▸ YOUR OBJECTIVE: Go over the lines below, and when one contains the word "Legend", copy it.

(Data excerpts)
◇ ◇ ◇ ◇ ◇ ◇ ◇
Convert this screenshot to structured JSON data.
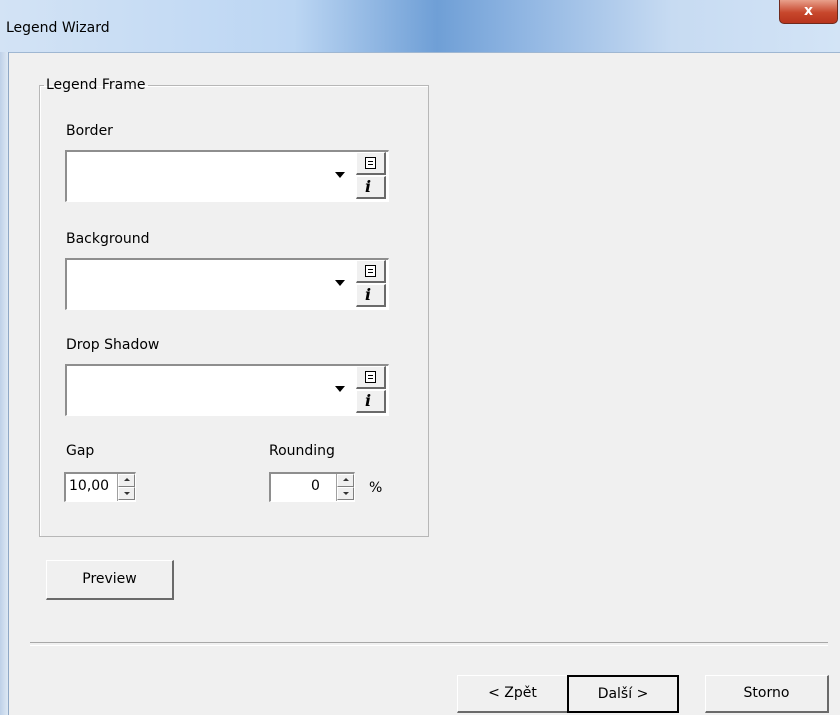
{
  "window": {
    "title": "Legend Wizard",
    "close_glyph": "x"
  },
  "frame": {
    "legend": "Legend Frame"
  },
  "fields": {
    "border": {
      "label": "Border",
      "value": ""
    },
    "background": {
      "label": "Background",
      "value": ""
    },
    "drop_shadow": {
      "label": "Drop Shadow",
      "value": ""
    }
  },
  "icons": {
    "dropdown": "chevron-down-icon",
    "list": "list-icon",
    "info": "info-icon",
    "info_glyph": "i"
  },
  "gap": {
    "label": "Gap",
    "value": "10,00"
  },
  "rounding": {
    "label": "Rounding",
    "value": "0",
    "unit": "%"
  },
  "buttons": {
    "preview": "Preview",
    "back": "< Zpět",
    "next": "Další >",
    "cancel": "Storno"
  },
  "colors": {
    "title_bar_accent": "#6f9fd6",
    "close_button": "#c7472c"
  }
}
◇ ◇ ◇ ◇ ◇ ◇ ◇
▸ RESULT OF THE EXERCISE:
    "title": "Legend Wizard",
    "legend": "Legend Frame"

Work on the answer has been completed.